*EXERCISE OBJECTIVE*: No picture belongs in the copy. Repeat each line below exactly.

Records drawn from a dataset:
#####

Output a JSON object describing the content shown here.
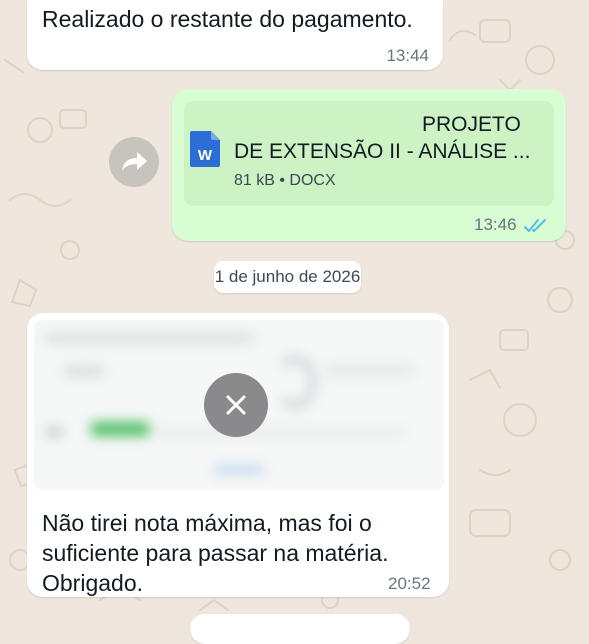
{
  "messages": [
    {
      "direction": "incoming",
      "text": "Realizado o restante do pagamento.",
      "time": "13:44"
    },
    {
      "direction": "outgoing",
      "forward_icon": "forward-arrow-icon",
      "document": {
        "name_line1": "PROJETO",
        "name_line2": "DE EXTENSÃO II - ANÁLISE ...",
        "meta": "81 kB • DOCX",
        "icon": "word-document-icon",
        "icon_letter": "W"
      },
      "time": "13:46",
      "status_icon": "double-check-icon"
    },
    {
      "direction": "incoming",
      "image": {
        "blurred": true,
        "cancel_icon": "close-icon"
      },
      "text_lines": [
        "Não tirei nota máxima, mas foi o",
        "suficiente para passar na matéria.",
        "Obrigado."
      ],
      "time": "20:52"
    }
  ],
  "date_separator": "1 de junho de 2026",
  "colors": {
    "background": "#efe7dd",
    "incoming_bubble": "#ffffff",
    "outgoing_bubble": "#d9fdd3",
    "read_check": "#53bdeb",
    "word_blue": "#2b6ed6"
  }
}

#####

*TASK OUTPUT*:
Output a JSON object describing the content shown here.
{
  "messages": [
    {
      "direction": "incoming",
      "text": "Realizado o restante do pagamento.",
      "time": "13:44"
    },
    {
      "direction": "outgoing",
      "forward_icon": "forward-arrow-icon",
      "document": {
        "name_line1": "PROJETO",
        "name_line2": "DE EXTENSÃO II - ANÁLISE ...",
        "meta": "81 kB • DOCX",
        "icon": "word-document-icon",
        "icon_letter": "W"
      },
      "time": "13:46",
      "status_icon": "double-check-icon"
    },
    {
      "direction": "incoming",
      "image": {
        "blurred": true,
        "cancel_icon": "close-icon"
      },
      "text_lines": [
        "Não tirei nota máxima, mas foi o",
        "suficiente para passar na matéria.",
        "Obrigado."
      ],
      "time": "20:52"
    }
  ],
  "date_separator": "1 de junho de 2026",
  "colors": {
    "background": "#efe7dd",
    "incoming_bubble": "#ffffff",
    "outgoing_bubble": "#d9fdd3",
    "read_check": "#53bdeb",
    "word_blue": "#2b6ed6"
  }
}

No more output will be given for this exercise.